“There’s no excuse for the young people not knowing who the heroes and heroines are or were.” – Nina Simone
When James Baldwin feared that the civil rights movement was losing steam in 1971 and music was becoming more commercial, it was his friend Nina Simone who he celebrated as she continued to extol the virtues of liberty in her songs proving herself to be an evergreen supporter of progress. This defiant use of music as a unifier was something that was always part of her arsenal from an early age.
As Nick Cave once wrote: “The great Nina Simone was a living grievance machine — her race, her gender, her misused talents (she wanted to be a classical pianist) — and this rage infused all her work, and is what makes it so multi-layered. Even her most beautiful love songs, which I count as some of the most incandescent works of art ever recorded, were marinated in a sense of resentment and contempt for the workings of the world. It is this exhilarating collision of opposing forces — love and scorn — that makes Nina Simone’s existential and political protestations so compelling.”
That full welter of emotions soars to the fore of her classic track ‘Mississippi Goddam’ from 1964, an anthem that she declared her first civil rights song. She performed it over groundbreaking three nights at the Carnegie Hall and these recordings were dubbed together to form the finished track that later appeared on the record Nina Simone in Concert.
When Simone heard of the appalling atrocities of the racially motivated murders of Emmett Till and Medgar Evers in Mississippi, as we all as the killing of four black children in the 16th Street Baptist Church bombing, she set about a soulful entreaty that probed at the problem. Simone grabbed her notebook, sat at her piano and penned the song in an outpouring of grief that took no more than 20 minutes for her to write. Sadly, the song would be banned by various Southern radio stations who snapped the tapes in half.

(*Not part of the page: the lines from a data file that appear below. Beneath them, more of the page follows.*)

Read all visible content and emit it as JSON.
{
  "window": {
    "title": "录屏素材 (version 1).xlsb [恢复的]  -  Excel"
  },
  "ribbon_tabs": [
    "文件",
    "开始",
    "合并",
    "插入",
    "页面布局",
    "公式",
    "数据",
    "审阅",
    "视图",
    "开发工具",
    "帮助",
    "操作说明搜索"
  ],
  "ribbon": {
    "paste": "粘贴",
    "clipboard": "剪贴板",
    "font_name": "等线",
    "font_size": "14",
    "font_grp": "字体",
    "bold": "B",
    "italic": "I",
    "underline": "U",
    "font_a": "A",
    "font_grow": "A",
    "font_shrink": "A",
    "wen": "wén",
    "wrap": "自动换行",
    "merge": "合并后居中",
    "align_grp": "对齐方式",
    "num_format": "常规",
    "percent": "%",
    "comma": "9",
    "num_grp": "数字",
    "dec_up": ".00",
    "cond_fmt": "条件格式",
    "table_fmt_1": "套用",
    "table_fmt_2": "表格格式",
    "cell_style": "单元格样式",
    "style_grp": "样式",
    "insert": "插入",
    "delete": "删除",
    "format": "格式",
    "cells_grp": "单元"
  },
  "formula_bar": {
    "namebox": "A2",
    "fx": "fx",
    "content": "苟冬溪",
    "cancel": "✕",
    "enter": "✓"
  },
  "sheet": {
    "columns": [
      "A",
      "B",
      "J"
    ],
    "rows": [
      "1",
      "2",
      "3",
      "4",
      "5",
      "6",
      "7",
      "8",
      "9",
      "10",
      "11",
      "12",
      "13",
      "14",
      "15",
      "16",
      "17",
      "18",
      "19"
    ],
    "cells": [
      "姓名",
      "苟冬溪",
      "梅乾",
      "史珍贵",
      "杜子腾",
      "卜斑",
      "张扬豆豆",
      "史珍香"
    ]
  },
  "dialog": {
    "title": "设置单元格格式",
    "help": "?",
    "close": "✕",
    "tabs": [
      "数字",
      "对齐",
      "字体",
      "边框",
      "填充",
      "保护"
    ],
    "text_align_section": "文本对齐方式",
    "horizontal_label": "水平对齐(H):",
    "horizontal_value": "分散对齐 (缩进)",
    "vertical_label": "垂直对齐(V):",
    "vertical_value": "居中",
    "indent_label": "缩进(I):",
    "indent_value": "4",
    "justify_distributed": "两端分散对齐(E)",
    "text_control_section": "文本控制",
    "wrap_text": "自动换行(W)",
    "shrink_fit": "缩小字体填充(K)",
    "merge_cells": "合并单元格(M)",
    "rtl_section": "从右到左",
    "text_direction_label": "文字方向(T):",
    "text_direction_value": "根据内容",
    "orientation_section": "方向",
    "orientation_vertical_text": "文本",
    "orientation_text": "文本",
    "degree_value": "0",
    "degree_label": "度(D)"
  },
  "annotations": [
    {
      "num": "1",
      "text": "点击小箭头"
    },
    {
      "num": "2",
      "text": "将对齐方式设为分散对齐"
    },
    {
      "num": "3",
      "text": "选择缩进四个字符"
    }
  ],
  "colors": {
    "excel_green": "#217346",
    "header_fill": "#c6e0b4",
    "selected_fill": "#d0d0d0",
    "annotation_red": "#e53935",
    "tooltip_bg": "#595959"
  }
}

Perhaps the speed in which she wrote the song is an indicator of the fact that she always had her finger to the pulse of society, and she always sought to change it for the better. After all, when Simone was merely 12 years old, she was billed to play a church revival. She resolutely refused to play, even at this tender age, after she was told that her parents had to sit at the back of the hall.
Eventually, the situation was resolved and Simone was lauded by those in attendance. The scarring incident, however, instilled in her a view of activism from the get-go. It is one that would prove vital throughout her life. As she once said: “You can’t help it. An artist’s duty, as far as I’m concerned, is to reflect the times.”